You are unique, participate in something that suits you.
Something to take into consideration when starting out with exercising and/or learning a new sport is that each child is unique. The type of exercise or sport, the duration of each session and number of times you should exercise per week will depend on: your age, stage of bodily development, other health factors, interests and preferences. Some children are natural born athletes. Others have yet to develop the stamina, motor skills and hand eye coordination to perform certain acts. However, most children will likely not get it right the first time. You don’t have to worry about it. It will take some practise before you get the basics down before seeing any real results. Exercise should be seen as a continuous process.
Do not be afraid of exercise and sport.
Reasons why some children avoid exercise and sport are usually because they are afraid of failing and being judged. It may have happened in the past and that is why they choose to avoid participation on the sports field. This experience caused them great stress and lowered their self-esteem. If this ever happened to you, you should not let it prevent you from trying again and living a healthy lifestyle. There is an awful lot of fun activities that you will miss out on. You also won’t experience all the benefits that exercise can offer your brain.
Start with small steps.

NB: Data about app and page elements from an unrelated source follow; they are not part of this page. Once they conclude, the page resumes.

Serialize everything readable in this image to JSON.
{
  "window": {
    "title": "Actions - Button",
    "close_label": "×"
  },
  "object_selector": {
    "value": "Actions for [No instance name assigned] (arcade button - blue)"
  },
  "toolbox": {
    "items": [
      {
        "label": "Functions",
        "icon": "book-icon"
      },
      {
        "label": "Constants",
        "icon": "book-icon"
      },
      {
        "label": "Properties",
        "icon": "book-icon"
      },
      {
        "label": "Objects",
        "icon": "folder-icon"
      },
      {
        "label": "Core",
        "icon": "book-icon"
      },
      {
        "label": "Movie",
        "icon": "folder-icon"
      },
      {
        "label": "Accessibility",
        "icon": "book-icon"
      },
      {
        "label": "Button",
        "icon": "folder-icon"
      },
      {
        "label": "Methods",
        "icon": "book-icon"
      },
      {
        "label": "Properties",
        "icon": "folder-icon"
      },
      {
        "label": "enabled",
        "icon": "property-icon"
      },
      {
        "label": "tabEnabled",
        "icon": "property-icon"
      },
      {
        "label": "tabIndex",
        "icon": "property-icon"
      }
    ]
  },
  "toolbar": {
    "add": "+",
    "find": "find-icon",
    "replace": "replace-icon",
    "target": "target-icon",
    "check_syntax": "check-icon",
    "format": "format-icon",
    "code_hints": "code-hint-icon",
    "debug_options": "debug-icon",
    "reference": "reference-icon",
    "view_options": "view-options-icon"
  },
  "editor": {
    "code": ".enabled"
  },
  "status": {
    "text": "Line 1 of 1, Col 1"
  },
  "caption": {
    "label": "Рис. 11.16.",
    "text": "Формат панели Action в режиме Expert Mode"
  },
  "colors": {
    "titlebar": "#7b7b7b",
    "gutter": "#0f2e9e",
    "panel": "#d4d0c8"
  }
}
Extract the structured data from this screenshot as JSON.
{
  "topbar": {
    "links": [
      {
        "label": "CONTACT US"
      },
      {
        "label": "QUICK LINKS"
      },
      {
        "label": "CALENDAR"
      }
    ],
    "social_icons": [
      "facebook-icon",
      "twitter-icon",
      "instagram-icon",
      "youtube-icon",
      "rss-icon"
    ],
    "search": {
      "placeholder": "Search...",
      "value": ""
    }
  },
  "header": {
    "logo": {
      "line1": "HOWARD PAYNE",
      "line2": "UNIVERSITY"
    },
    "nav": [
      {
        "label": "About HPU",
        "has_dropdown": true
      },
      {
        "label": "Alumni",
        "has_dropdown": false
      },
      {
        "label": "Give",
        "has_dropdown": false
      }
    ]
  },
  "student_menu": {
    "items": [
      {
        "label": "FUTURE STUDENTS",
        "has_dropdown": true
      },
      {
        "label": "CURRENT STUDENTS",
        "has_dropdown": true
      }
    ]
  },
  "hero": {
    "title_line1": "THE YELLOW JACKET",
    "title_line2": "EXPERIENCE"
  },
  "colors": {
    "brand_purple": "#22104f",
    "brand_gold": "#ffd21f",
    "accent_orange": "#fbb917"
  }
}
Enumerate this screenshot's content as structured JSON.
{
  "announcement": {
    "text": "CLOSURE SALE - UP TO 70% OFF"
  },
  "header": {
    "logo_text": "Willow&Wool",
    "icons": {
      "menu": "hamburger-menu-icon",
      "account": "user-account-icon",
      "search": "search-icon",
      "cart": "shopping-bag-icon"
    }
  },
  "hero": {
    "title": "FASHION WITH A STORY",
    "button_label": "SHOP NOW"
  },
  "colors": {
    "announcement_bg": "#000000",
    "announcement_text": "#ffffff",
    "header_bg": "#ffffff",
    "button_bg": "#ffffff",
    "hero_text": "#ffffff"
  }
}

Find a sport or type of physical activity that you like. Decide on activities that reflect your personality and abilities. Choose between an individual or team sport. For instance, if you don’t like group activities ask yourself why? Are you reserved about all group-related activities or only when it comes to sport? Is it simply because you like doing things on you own? You can decide on how much physical contact and competition you would like – or not like to have. However, open your mind to the possibility that despite having a negative experience in the past you are likely to meet similar minded people who are there for the same reason as you.
Make sure that before you even start that you are mentally and physically comfortable doing it. Go over the rules of the sport, read up on it and see how others are doing it. When you are ready to participate make sure that you are warmed up properly beforehand so that you don’t hurt your muscles. Don’t push yourself too hard, especially if you don’t feel comfortable doing it. Speak openly to your parents about how you feel about a sport. Tell them whenever you want to stop and try something different. If your school doesn’t offer an activity that you are interested in, try to join a club or find a private instructor.
There is plenty of time to become a sports hero. Do not overdo it.
It is very important for you to be exposed to healthy competition because it teaches purposefulness, perseverance, stress management and sportsmanship. Unfortunately, there is a lot of pressure from parents and teachers on children to practice too early and too seriously for competitions. This can have a negative impact on you when you are driven to extremes. It can take away all the fun of that activity and possibly deter you. Excessive intensive exercise may interfere with your growth and have severe side effects. When you push yourself too hard it will interfere with your energy levels, sleeping patterns and mood. The exercise will no longer be beneficial for your brain and your academics. When you begin to use supplements and prohibited substances to help your progress it becomes very dangerous. If you are unsure of any form of exercise or substances, you should get a professional’s opinion. “Moderation” is an important concept to consider when working out your exercise routine.
We aim to get young people interested in physical exercise through this article and to encourage and inspire them to practice a sport. We hope that this article opened your eyes to the wonderful benefits of exercise on the brain and how it can improve your academics. Let us know what your favourite exercise and sport activities are. If you know someone that is passionate about exercise and sports please share this article with him or her.